Directions ::
Copy all lines of the listing that include the string "screenshot".

- Opening Delimiter -

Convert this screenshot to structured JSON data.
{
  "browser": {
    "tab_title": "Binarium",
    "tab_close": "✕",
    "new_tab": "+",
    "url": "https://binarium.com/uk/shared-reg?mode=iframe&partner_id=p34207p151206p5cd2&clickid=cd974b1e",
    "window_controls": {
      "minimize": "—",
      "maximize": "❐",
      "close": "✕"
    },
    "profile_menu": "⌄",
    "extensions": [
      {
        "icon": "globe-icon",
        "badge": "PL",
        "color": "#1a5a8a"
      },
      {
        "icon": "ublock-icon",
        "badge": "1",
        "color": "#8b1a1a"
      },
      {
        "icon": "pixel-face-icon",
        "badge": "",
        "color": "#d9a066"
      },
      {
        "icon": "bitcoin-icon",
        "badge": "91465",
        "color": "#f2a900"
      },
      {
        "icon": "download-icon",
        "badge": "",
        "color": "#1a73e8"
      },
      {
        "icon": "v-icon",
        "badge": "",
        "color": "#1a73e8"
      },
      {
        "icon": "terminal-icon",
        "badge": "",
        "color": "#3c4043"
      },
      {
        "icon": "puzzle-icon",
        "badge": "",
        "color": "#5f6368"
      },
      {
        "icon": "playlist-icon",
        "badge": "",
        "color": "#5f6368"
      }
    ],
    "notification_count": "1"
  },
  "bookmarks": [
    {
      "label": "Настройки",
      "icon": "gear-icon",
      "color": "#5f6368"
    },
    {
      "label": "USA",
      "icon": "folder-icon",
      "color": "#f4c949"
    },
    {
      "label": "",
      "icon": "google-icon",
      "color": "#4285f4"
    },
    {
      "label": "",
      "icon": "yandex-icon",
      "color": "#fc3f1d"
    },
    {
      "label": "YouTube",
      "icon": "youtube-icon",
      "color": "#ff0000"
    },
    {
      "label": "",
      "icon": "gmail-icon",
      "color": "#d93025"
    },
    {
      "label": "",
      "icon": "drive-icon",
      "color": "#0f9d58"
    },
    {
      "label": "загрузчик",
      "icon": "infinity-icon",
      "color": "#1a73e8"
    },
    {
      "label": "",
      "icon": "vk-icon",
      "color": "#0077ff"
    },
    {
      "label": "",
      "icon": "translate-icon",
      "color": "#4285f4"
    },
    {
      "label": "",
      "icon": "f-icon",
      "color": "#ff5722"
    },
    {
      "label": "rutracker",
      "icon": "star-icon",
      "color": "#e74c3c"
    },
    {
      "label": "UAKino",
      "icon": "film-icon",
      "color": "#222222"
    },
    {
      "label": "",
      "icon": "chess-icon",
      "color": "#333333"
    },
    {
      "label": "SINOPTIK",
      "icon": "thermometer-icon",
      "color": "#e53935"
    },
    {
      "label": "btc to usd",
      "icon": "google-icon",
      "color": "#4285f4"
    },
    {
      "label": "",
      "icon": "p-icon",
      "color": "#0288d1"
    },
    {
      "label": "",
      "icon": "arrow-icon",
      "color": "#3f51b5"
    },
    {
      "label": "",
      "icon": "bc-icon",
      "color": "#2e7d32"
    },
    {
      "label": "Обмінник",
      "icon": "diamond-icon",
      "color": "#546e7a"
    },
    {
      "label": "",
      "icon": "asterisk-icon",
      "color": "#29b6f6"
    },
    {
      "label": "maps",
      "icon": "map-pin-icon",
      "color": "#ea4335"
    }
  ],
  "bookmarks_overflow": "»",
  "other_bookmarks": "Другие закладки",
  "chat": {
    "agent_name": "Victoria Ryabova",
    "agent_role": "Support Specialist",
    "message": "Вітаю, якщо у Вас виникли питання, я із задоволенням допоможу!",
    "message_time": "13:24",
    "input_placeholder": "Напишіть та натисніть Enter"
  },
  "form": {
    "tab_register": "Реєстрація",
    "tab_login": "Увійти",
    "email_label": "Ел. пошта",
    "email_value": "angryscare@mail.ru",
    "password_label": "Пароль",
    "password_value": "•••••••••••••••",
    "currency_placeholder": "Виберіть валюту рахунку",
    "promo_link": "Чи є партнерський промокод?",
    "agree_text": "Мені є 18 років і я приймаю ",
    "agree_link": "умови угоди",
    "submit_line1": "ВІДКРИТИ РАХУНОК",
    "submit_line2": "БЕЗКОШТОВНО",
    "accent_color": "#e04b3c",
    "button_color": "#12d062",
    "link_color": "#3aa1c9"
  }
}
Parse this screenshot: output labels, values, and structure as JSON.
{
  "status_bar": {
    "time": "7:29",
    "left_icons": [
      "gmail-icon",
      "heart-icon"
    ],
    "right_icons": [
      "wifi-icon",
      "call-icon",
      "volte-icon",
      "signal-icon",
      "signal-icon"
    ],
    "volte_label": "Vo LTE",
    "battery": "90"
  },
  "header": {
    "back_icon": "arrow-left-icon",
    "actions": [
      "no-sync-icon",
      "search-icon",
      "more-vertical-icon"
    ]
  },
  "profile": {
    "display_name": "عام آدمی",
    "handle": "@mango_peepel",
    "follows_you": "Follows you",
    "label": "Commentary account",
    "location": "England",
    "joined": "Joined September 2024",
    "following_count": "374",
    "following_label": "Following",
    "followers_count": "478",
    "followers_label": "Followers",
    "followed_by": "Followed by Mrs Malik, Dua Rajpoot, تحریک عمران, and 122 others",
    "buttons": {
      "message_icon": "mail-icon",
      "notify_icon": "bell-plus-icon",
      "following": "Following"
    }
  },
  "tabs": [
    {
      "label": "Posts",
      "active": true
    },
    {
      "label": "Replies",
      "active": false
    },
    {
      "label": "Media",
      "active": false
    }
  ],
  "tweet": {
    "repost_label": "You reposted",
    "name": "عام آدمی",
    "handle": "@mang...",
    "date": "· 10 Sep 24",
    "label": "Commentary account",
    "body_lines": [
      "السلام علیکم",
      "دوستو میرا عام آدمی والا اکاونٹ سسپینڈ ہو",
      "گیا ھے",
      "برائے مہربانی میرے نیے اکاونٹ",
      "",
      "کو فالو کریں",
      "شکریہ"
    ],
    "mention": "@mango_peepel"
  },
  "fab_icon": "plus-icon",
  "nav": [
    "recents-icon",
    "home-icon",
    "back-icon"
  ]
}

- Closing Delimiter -

Problem solution ::
Convert this screenshot to structured JSON data.
Parse this screenshot: output labels, values, and structure as JSON.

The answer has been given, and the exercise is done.